Sundarbans covers an area of 140,000 hectares and is one of the largest mangrove forests in the world. The Bay of Bengal has a cluster of low-lying islands spread across India and Bangladesh. It has 102 islands with 54 are inhabited.
The Sundarbans is a mangrove area in the delta formed by the confluence of the Padma, Brahmaputra, and Meghna Rivers. Four of its protected areas are UNESCO World Heritage Sites.
The Indian Sundarbans mangrove forest was listed as endangered. The forests provide habitat to 453 fauna wildlife, including 290 birds, 120 fish, 42 mammals, 35 reptiles, and eight amphibian species.
Sundarbans Facts for Kids
- It’s is a Biosphere Reserve, a National Park, and a Tiger Reserve.
- Sundarbans is the world’s largest tidal halophytic mangrove forest.
- The Tiger Project conserves tigers in this rainforest.
- There are 400 majestic and fiery Royal Bengal Tigers here.
- It was declared a UNESCO World Heritage in 1987.
- Sundarbans Jungle gets its name from the large mangrove trees Sundari.
The Sundarbans provide a unique ecosystem and a rich wildlife habitat. Tiger attacks are common in the area but are becoming less frequent.
Mangrove trees are important habitat for many species of small fish and crustaceans. The Mangrove tree provides a transition from the marine to freshwater and terrestrial systems and is a critical habitat for many endangered species.
The management of wildlife in Bangladesh is restricted to protecting wildlife from poaching and to designating some areas as wildlife sanctuaries. The tiger and dolphin are both target species for planning wildlife management and tourism development.
The Biosphere Reserve is made up of a tiger reserve, a national park, wildlife sanctuaries, conservation and lodging centers, subsistence towns, and access points.
The Bangladesh part of the forest is divided into two forest divisions and four administrative ranges. It is further divided into fifty-five compartments and nine blocks.
The Sundarbans National Park is a Tiger Reserve, a Biosphere Reserve, and a National Park in West Bengal, India, and adjacent to the Sundarbans Reserve Forest in Bangladesh.
The Sundarbans East Wildlife Sanctuary is a habitat for Sundari trees (Heritiera fomes), Gewa (Excoecaria agallocha), Passur (Xylocarpus mekongensis), Kankra (Bruguiera gymnorhiza), and Nypa palm (Nypa fruticans).
The Sundarbans South Wildlife Sanctuary has the greatest seasonal variation in salinity and is characterized by the presence of Gewa (Excoecaria agallocha) and Sundri (Ceriops tagal).
Sajnakhali Wildlife Sanctuary is home to many types of wildlife, including herons, pelicans, spotted deer, rhesus macaques, wild boar, royal Bengal tiger, water monitor lizards, fishing cats, otters, and olive ridley turtles.

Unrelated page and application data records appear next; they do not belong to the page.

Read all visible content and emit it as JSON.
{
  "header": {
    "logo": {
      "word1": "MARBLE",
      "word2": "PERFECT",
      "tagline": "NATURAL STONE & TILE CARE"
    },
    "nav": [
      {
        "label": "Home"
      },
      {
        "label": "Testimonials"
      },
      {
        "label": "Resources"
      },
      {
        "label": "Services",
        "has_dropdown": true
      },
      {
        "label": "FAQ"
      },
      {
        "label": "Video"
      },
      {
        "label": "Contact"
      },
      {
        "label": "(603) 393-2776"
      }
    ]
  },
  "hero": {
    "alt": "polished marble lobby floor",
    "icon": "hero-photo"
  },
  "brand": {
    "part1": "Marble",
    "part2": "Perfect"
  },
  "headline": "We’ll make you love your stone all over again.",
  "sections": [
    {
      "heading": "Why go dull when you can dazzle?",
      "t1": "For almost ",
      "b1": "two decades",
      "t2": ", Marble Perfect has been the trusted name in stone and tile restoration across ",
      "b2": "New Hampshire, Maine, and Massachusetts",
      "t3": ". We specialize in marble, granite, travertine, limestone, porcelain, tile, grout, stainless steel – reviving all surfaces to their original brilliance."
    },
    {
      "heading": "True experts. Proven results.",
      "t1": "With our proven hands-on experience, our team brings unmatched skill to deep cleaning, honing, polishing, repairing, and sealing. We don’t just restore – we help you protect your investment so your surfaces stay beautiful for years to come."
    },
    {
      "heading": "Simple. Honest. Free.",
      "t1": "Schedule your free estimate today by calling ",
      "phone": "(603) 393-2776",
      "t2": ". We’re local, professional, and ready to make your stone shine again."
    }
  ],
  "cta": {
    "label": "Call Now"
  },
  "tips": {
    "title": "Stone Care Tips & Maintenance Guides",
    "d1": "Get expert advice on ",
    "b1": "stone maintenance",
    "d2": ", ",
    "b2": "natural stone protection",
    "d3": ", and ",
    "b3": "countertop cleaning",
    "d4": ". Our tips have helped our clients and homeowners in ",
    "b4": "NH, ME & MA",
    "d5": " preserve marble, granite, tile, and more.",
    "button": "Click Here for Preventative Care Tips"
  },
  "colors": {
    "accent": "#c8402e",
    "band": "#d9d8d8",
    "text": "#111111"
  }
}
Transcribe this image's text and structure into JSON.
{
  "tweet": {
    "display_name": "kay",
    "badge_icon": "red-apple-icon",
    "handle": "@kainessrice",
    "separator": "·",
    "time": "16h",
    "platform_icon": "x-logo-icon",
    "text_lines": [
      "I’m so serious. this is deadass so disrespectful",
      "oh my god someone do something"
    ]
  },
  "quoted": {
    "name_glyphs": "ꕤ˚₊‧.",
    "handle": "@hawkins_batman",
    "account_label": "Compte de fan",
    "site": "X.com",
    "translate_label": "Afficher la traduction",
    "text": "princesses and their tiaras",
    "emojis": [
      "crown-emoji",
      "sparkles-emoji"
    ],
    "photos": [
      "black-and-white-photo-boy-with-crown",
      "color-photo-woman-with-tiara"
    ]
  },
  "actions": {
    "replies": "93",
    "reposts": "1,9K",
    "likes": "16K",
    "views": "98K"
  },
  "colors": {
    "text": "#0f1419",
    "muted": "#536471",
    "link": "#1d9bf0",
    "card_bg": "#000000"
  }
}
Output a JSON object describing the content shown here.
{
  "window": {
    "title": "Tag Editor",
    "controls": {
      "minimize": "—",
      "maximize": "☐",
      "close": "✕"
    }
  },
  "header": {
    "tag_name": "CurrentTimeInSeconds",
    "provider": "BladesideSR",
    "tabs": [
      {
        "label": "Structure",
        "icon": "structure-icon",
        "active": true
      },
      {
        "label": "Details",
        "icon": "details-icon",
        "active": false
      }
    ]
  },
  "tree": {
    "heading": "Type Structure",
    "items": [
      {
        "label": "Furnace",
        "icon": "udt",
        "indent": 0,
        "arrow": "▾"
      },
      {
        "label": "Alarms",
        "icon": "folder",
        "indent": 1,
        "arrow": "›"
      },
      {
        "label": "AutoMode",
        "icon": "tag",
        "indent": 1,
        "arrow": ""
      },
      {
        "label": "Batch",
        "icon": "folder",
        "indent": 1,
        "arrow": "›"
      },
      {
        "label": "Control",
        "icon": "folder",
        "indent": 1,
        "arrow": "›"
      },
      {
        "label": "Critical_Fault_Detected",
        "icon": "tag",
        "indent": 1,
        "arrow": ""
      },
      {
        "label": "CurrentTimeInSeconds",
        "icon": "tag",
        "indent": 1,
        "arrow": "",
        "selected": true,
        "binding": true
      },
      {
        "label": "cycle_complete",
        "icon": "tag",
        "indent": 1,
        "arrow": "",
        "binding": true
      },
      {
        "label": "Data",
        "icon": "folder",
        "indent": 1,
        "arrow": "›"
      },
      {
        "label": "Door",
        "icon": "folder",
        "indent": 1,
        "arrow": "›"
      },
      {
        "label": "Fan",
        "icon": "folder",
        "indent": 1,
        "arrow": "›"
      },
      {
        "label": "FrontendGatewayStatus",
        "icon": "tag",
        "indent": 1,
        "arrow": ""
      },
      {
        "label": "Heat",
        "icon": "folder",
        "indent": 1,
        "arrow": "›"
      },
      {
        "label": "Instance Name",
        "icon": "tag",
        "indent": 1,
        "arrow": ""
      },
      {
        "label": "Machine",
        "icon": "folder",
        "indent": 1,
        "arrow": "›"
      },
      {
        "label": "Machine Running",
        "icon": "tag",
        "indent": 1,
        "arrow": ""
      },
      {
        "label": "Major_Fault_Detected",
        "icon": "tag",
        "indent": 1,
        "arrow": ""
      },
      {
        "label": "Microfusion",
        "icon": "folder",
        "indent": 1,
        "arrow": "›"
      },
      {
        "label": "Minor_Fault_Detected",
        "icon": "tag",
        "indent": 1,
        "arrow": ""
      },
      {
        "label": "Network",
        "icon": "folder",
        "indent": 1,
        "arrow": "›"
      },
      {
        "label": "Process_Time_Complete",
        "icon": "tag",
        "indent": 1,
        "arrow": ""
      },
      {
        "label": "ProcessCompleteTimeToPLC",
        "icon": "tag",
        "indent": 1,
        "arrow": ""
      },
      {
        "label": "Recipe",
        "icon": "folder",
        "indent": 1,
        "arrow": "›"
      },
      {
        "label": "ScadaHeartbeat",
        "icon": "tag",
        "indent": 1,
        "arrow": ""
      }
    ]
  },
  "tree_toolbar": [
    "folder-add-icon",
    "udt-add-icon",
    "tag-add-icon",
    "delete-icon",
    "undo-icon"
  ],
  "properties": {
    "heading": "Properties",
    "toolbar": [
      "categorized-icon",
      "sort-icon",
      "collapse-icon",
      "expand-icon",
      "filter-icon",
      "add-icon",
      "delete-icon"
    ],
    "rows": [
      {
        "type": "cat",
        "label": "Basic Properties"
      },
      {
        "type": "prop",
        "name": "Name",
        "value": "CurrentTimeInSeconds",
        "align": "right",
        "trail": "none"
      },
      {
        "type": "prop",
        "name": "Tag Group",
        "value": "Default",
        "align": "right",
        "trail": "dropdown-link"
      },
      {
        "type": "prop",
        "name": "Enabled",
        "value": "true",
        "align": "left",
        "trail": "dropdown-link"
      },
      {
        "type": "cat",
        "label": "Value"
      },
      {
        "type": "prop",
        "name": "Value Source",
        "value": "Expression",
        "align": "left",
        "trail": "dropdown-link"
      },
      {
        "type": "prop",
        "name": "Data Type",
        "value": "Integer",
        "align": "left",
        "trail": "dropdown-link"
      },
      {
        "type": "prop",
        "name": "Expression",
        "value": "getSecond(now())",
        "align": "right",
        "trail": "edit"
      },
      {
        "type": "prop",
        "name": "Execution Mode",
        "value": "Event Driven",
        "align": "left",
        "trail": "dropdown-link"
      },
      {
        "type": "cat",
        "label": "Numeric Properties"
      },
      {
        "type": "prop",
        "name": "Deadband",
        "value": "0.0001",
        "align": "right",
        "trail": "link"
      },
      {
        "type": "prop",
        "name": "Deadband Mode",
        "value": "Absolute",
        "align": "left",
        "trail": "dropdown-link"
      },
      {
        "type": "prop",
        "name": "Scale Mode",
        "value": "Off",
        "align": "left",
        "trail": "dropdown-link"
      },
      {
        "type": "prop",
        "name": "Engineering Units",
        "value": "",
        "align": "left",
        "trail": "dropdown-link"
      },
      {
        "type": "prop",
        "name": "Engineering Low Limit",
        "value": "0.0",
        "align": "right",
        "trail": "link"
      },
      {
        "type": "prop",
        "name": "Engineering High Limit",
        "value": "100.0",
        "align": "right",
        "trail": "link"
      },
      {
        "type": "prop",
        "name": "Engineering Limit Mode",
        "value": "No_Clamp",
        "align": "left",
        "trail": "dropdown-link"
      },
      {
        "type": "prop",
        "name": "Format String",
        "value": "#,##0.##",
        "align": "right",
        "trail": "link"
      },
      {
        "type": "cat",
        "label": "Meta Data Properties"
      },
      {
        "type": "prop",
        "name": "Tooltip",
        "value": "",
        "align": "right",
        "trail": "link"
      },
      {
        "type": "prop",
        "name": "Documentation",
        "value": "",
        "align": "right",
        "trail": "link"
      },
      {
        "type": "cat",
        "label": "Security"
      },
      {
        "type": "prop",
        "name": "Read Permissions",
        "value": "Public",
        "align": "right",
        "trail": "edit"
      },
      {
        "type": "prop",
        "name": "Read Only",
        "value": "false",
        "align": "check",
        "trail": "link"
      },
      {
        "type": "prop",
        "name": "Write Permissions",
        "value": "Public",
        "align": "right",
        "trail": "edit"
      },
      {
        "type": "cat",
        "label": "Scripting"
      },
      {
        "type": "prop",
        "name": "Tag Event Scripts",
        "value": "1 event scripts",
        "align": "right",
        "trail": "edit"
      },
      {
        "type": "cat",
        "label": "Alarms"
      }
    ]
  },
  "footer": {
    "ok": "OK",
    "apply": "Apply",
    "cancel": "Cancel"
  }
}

A total of 334 plant species were recorded by David Prain in 1903 in Bangladesh’s mangrove forests, including the Sundari (Heritiera littoralis), keora (Sonneratia apetala), Kangra (Bruguiera gymnorhiza), and spear grass (Imperata cylindrica).
The Sundarbans contains different types of forests, including mangrove scrub, littoral forest, saltwater mixed forest, brackish water mixed forest and swamp forest, as well as extensive areas of brackish water and freshwater marshes, intertidal mudflats, sandflats, sand dunes, and raised areas supporting a variety of terrestrial shrubs and trees.
Species of Mammals
The Sundarbans is the only mangrove ecosystem that harbors the Indo-Pacific region’s largest terrestrial predator, the Bengal tiger, which hunts scarce prey such as chital deer, Indian muntjacs, wild boar, and macaque.
Species of Birds
Migratory waterbirds winter in the Sundarbans.
The Sunderban national park has about 248 species of birds, including a lot of migratory birds from higher latitudes that visit in winter
You will find birds like Herons, Sand Pipers, Seagulls, Small Spoonbills, Darters, Cormorants, Storks, Green Pigeons, Egrets, Partridges, great variety of Wild Geese and Ducks.